Often, a big barrier to coming to camp the first time is homesickness. Not only is it common–it happens to every single person at some point. For some, it’s when they watch their family drive away on Opening Day. Others might feel it when it’s time to get in the river–and they realize there are fish in there! Someone else might fear getting up on a horse, and suddenly feel the need to speak with their mom. Or perhaps a counselor scolds them or a fellow camper gets angry at them for some perceived infraction. Another common time is bedtime. Basically, there is always something that can go wrong. If you are a grown up, you can take maeng da kratom to fight anxiety, but it does not work the same way for children.
It mostly happens because the camper is stepping outside of what is predictable and comfortable to her. Knowing that it may occur and believing that it will get better are good first steps to overcoming it. I’m copying below some thoughts on the subject by Dr. Chris Thurber, who is considered the expert on the subject in our camping industry.
Everybody has thoughts of home, but not everyone is paralyzed by them. Some people feel homesick, but never let anyone know their feelings. People normally feel worse if they think they’re the only one feeling that way (trust me, you’re not!).
Some causes of homesickness include personality factors, such as:
- little previous experience with separation from home (such as spending the night away from home)
- no previous experience at The Heart (causing doubts about the specific place and routine)
- young age (developmentally unable to express feelings and thoughts)
- anxious or depressed feelings in the three months prior to camp
- insecure attachment—this begins at home with past experiences. It is your lack of faith that a counselor will be able to take care of you.
- low perceived emotional control— the feeling of helplessness in the face of emotions. In other words, you wake up in a bad mood believes you are doomed to be in a bad mood all day because you are unable to pull yourself out of it.
More causes of homesickness include family factors, such as:
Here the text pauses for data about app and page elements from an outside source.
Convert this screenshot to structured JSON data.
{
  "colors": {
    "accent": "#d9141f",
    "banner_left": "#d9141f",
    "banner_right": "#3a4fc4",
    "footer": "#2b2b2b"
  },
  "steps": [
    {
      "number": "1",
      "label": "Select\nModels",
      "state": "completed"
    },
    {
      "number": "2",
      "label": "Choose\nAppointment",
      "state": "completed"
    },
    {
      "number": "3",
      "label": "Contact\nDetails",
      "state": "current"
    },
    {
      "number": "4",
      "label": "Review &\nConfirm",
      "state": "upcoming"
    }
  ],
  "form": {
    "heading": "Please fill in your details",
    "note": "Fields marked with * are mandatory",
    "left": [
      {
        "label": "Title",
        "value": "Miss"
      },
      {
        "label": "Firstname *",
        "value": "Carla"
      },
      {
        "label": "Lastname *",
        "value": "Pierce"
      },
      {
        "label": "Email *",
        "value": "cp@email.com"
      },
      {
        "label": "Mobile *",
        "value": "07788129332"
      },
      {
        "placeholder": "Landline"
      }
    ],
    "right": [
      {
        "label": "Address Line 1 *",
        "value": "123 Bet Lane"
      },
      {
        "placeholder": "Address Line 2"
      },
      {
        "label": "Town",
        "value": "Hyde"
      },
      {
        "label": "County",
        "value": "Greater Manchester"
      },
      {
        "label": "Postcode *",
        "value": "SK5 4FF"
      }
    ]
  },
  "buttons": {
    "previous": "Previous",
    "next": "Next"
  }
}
- low perceived decision control (parents don’t involve you in decision about camp, including big decisions such as if to go, and small decisions, such as what to pack)
- parents who express doubt or anxiety (such as making the statement, “I hope I remember to feed your goldfish” or “I don’t know how I’ll get along without you”)
- unresolved negative life event (such as an impending move, or divorce that hasn’t been resolved before you leave home).
Further causes of homesickness include attitude factors (these are the ones we will have the most control of here at The Heart!), such as:
- your belief that homesickness will be strong
- low expectations of camp
- negative first impressions of camp
Here are some things that YOU can think or do to make your experience better:
Things to do:
- Do something fun to forget about homesickness feelings.
- Do something to feel closer to home (write a letter, or look at the family picture, or other object from home)
- Go see someone who can talk with you to help you feel better
Things to think about:
- Think about the good side of things (activities and friends) to feel better (focus on things you can’t do at home that you can do here at The Heart).
- Think that camp is actually pretty short to make time go by faster (if you’re 10 years old, then you’ve been alive for 540 weeks, and four weeks is a very small fraction of that!)
- Think that your homesickness won’t be unbearable every moment, that its intensity comes and goes; feelings change.
- Try not to think about home and loved ones to forget about homesickness.
- Think about loved ones, to figure out what they would say to help you (remember that some things work for some, while the opposite might work for others).
What does not work:
- Doing nothing
- Wishful thinking
- Doing something angry or mean to someone else
- Trying to get home
To prevent homesickness,
- Get involved in preparation for camp (write to your friends from last year, or call or email them; or write to some new campers who are about your age, to let them get to know you [I can send you names if you want to try this])
- Practice being away (spend the night out, or go out of town to stay with relatives. While you’re away, write to your parents)
- Process any recent stressful events before coming to camp.
Positive thoughts about homesickness:
- It’s normal
- Severe cases are rare
- It teaches kids to cope (this will help so much with separations later)
- When you conquer homesickness, you’ll have nothing left but the fun, friends, adventure, happiness, love, and the memories…and the pride of how you overcame a difficult situation!
I hope this is helpful. Please feel free to contact us with any questions or any other concerns you may have.